*** Supplied material ***

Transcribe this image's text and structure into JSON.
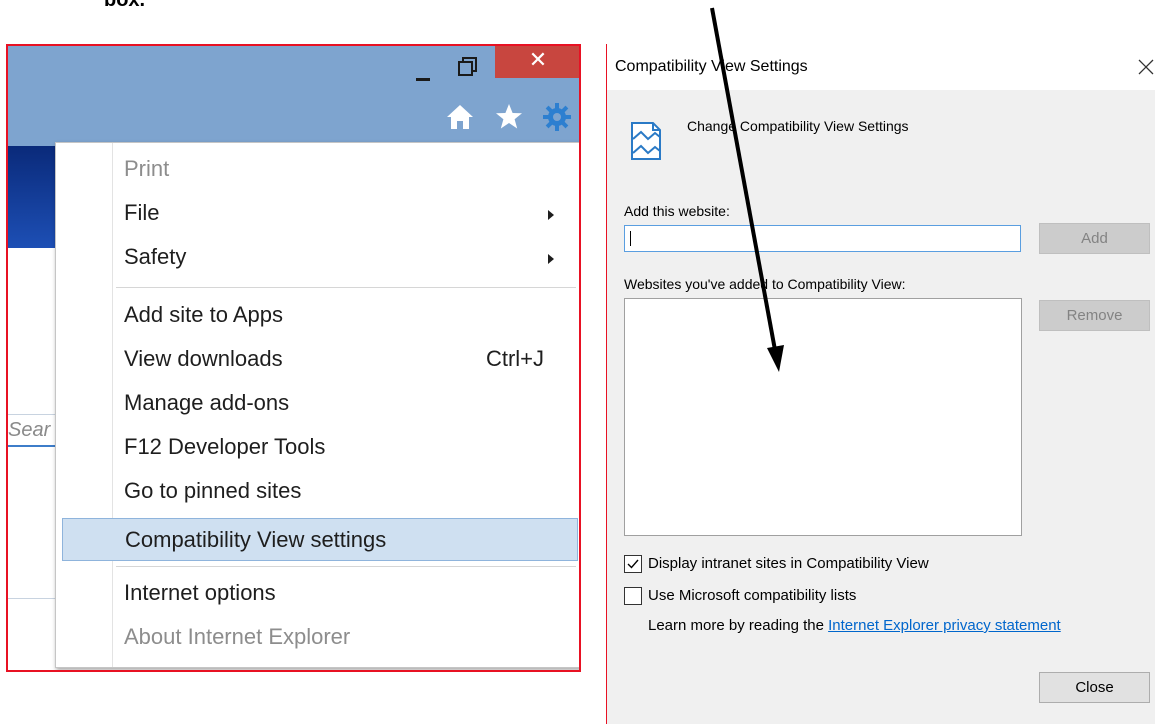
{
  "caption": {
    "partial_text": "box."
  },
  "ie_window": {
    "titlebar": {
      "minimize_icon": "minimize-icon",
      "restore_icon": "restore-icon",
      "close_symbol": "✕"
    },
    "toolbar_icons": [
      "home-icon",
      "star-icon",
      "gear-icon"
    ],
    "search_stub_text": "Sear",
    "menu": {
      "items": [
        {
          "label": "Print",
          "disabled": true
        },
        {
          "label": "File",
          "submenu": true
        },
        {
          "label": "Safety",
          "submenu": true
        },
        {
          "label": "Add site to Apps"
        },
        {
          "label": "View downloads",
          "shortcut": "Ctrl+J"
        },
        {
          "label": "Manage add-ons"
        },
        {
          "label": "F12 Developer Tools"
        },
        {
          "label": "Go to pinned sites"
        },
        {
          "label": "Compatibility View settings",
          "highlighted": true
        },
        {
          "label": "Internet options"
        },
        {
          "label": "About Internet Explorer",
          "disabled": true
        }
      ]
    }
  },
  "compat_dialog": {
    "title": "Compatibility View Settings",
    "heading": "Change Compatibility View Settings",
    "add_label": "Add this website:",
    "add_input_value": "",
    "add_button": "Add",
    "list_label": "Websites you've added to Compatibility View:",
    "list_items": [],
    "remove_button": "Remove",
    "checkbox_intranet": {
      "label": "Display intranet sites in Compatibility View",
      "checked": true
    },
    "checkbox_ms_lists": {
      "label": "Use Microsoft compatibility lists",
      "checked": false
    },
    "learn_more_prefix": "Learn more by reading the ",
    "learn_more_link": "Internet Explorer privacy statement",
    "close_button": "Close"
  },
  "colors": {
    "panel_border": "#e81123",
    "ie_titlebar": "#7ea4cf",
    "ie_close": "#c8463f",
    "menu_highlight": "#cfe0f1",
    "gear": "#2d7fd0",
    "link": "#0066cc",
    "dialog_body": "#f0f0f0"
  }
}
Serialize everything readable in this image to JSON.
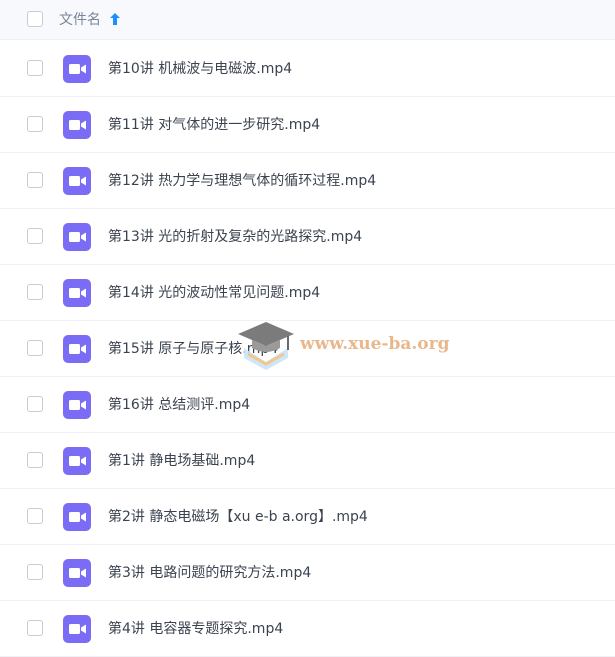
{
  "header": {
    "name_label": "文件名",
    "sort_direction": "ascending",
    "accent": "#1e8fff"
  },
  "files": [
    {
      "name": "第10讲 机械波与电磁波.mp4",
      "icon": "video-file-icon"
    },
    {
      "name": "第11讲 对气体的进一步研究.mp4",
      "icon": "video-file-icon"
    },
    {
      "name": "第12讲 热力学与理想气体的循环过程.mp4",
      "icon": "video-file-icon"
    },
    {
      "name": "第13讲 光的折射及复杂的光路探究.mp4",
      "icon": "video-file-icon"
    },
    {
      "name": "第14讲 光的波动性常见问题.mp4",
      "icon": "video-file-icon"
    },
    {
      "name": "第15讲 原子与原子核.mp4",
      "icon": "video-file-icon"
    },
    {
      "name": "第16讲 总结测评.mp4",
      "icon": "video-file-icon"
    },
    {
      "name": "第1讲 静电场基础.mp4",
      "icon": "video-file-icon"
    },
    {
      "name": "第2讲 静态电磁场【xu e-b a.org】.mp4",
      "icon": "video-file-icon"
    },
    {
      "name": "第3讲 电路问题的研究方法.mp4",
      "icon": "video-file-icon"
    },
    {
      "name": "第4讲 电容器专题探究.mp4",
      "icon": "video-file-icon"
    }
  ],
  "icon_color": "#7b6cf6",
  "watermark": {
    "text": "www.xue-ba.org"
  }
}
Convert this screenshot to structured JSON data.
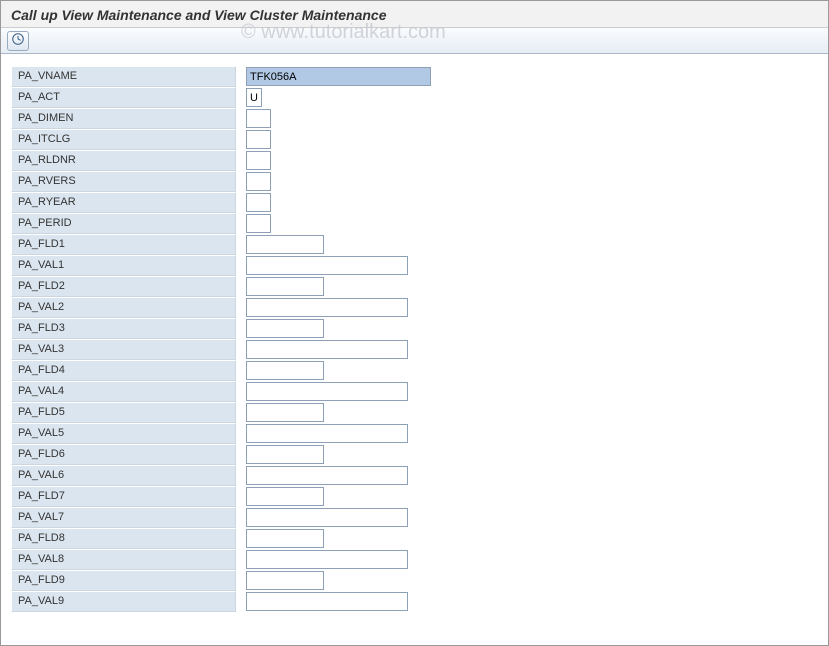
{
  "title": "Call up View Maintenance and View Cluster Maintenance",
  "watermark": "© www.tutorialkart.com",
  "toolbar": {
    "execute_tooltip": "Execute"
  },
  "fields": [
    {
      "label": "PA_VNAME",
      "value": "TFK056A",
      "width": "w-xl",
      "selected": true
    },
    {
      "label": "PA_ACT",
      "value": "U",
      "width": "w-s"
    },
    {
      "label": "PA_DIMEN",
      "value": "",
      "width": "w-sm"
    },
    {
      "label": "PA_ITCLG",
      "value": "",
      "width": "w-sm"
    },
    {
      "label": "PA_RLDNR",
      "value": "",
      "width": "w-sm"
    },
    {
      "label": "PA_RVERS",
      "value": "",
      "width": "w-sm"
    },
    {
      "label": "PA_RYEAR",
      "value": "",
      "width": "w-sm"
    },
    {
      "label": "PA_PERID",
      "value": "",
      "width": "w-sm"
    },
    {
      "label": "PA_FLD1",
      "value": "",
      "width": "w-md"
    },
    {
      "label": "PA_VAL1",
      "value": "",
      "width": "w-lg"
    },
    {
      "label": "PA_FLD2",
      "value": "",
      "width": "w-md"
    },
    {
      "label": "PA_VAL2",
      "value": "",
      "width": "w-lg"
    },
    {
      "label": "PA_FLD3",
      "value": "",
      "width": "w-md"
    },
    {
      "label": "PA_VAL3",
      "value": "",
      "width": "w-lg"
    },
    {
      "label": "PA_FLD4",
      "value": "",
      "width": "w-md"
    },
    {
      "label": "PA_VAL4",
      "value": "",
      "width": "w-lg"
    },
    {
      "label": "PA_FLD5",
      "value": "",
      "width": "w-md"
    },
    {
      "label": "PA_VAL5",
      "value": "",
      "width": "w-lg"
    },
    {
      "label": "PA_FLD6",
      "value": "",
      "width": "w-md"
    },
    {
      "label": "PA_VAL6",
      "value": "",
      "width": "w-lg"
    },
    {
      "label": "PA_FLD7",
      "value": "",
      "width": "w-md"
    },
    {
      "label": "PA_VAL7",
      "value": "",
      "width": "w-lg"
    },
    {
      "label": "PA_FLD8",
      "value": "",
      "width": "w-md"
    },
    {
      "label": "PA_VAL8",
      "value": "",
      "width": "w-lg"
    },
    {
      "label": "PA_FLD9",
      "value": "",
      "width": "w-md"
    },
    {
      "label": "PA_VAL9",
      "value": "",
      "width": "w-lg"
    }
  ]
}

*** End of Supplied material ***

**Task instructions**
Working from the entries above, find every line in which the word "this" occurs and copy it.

**Response area**
Transcribe this image's text and structure into JSON.
    "add_label": "Add this website:",
Serialize everything readable in this image to JSON.
Convert this screenshot to structured JSON data.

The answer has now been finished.